So, last week, Sean went to the Microsoft opening in Pacific Centre, Vancouver.
The hoopla from the video was to be expected, as it does with most tech openings or releases. The video provided the usual ribbon cutting, an entire platoon of overly excited employees cheering, those same employees high-fiving people.
And that's the problem. We've seen this scenario so many times before. This is a parody of Apple, and people have been saying that for a long time. Yet nothing much has actually changed.
The fact that the Microsoft store opened is great. It's a good store, and a nice place to browse gadgets and all that. Definitely beats the 'Best Buy' experience. Microsoft has upped its game in terms of becoming more consumer-friendly.
Whether this actually helps Microsoft, is a different story. In fact, there’s much to suspect that these stores actually hurt Microsoft more than it helps them.
So far, Microsoft has 113 stores across only in US and Canada. There’s a store in Finland as well. Apple has 454 stores in 16 countries. Many of these stores compete in close proximities and like clock-work, the Apple Stores always is far more crowded than the Microsoft equivalent. The first store opened in 2009, which was around the time when the Apple Store concept was exploding into the atmosphere. Which means, that we could guess that this is what went on in their heads:
"Well, we have to do something about Apple cutting into our space, so we’ll do exactly what they’re doing."
Instead of continuing the push to make their software world-class, as well as make great products, they invested in copy-cat operative methods like the “Apple Store” concept. They might as well have just renamed their stores, “The Xbox Lounge”, because that’s really the only thing that’s worth looking at in-store out of most MS hardware (which there aren't much of to begin with. Microsoft seems to often forget that their primary focus was always in software).

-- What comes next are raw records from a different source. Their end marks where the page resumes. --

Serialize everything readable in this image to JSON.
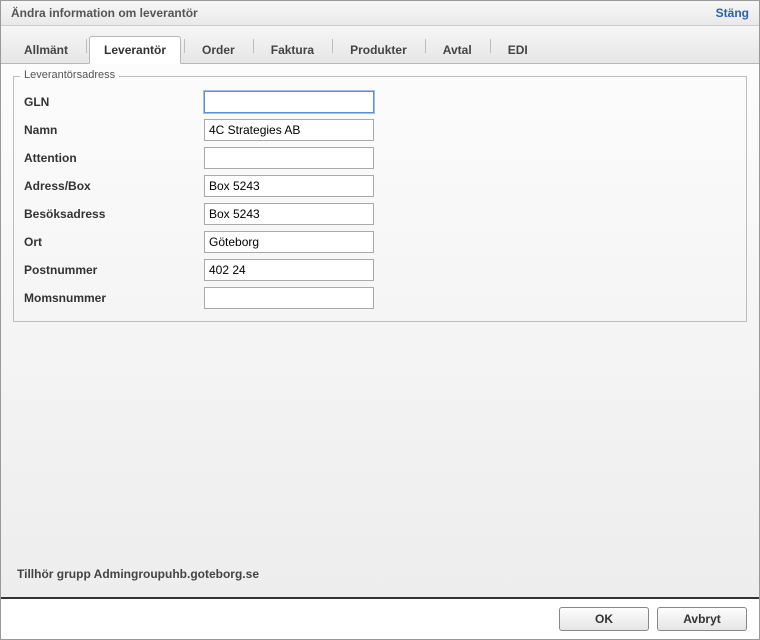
{
  "header": {
    "title": "Ändra information om leverantör",
    "close": "Stäng"
  },
  "tabs": {
    "allmant": "Allmänt",
    "leverantor": "Leverantör",
    "order": "Order",
    "faktura": "Faktura",
    "produkter": "Produkter",
    "avtal": "Avtal",
    "edi": "EDI",
    "active": "leverantor"
  },
  "fieldset": {
    "legend": "Leverantörsadress"
  },
  "fields": {
    "gln": {
      "label": "GLN",
      "value": ""
    },
    "namn": {
      "label": "Namn",
      "value": "4C Strategies AB"
    },
    "attention": {
      "label": "Attention",
      "value": ""
    },
    "adress": {
      "label": "Adress/Box",
      "value": "Box 5243"
    },
    "besok": {
      "label": "Besöksadress",
      "value": "Box 5243"
    },
    "ort": {
      "label": "Ort",
      "value": "Göteborg"
    },
    "postnr": {
      "label": "Postnummer",
      "value": "402 24"
    },
    "momsnr": {
      "label": "Momsnummer",
      "value": ""
    }
  },
  "group": {
    "label": "Tillhör grupp",
    "value": "Admingroupuhb.goteborg.se"
  },
  "footer": {
    "ok": "OK",
    "cancel": "Avbryt"
  }
}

The thing is, this isn't a very smart strategy. Microsoft can't quite market itself as a designer of mass-market consumer goods when Apple is there closest competitor. There is a reason why those Apple stores are always packed against the scant crowds of the MS Store.
The additional detail here is that majority of people in the MS Stores are there for the Xbox and the Kinect. So it's clear what their focus group should be. But then the MS Store tries to market to EVERYBODY. This is the problem. It would be so much more effective to simply get the aforementioned "Xbox Lounge" going, like some kind of an arcade. That's a market that Apple can't touch yet.

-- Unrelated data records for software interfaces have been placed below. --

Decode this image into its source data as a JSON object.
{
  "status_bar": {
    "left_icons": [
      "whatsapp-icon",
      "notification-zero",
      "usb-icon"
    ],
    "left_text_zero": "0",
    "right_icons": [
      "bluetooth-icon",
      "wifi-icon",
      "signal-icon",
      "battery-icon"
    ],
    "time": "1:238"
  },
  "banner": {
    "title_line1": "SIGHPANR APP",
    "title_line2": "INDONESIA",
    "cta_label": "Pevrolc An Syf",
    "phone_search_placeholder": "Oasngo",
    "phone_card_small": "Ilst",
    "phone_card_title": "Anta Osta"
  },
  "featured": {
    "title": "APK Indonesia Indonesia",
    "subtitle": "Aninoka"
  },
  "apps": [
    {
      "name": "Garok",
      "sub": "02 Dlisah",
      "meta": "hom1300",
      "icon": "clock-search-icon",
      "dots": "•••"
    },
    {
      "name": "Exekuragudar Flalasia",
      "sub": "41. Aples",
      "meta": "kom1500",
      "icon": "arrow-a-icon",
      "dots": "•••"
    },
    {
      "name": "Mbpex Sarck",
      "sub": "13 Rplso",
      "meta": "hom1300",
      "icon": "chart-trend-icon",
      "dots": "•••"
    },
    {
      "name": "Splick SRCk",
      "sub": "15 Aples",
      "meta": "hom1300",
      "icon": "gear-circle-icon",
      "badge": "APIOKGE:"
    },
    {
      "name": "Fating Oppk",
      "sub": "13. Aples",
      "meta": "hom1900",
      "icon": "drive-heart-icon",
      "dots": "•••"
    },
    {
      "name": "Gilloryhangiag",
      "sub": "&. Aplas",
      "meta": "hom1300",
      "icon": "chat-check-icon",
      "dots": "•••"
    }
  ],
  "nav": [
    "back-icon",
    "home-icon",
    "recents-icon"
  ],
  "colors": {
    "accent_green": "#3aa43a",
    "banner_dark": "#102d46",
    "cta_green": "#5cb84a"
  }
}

Yet, perhaps, it reflects the industry-wide infection that has to do with over-optimism, consumer-friendliness (over-friendliness), and just in general, hype. This Microsoft Store’s job is to get people excited and intrigued about new Microsoft products, and get them to buy those said products, when in reality, it’s all just too much, while doing much too little in effect. Ultimately, it wasn’t hype that led scores of people to sweep into Apple Stores. It was the products themselves.

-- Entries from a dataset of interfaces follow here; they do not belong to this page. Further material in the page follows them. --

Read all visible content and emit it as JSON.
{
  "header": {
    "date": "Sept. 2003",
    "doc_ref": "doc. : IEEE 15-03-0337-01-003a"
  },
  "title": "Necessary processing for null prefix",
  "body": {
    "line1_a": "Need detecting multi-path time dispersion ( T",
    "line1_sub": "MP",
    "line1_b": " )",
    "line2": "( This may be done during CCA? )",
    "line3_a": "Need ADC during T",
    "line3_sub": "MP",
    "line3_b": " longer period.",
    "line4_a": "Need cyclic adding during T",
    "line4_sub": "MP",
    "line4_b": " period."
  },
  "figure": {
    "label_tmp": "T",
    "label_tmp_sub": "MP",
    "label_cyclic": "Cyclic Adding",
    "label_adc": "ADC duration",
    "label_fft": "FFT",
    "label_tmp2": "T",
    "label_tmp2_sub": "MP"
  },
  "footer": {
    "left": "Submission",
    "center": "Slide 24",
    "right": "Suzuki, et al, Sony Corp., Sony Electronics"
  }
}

It would be tad bit of an exaggeration to say that this one instance reflects an industry-wide panorama, yet we've seen this too many times. Hype, hype, and even more hype is now the standard of tech these days apparently. Not serious self-criticism, not austere research into the needs of their customers (does anyone NEED an MS store?). For an industry that values innovation, it is laughable how unoriginally they operate.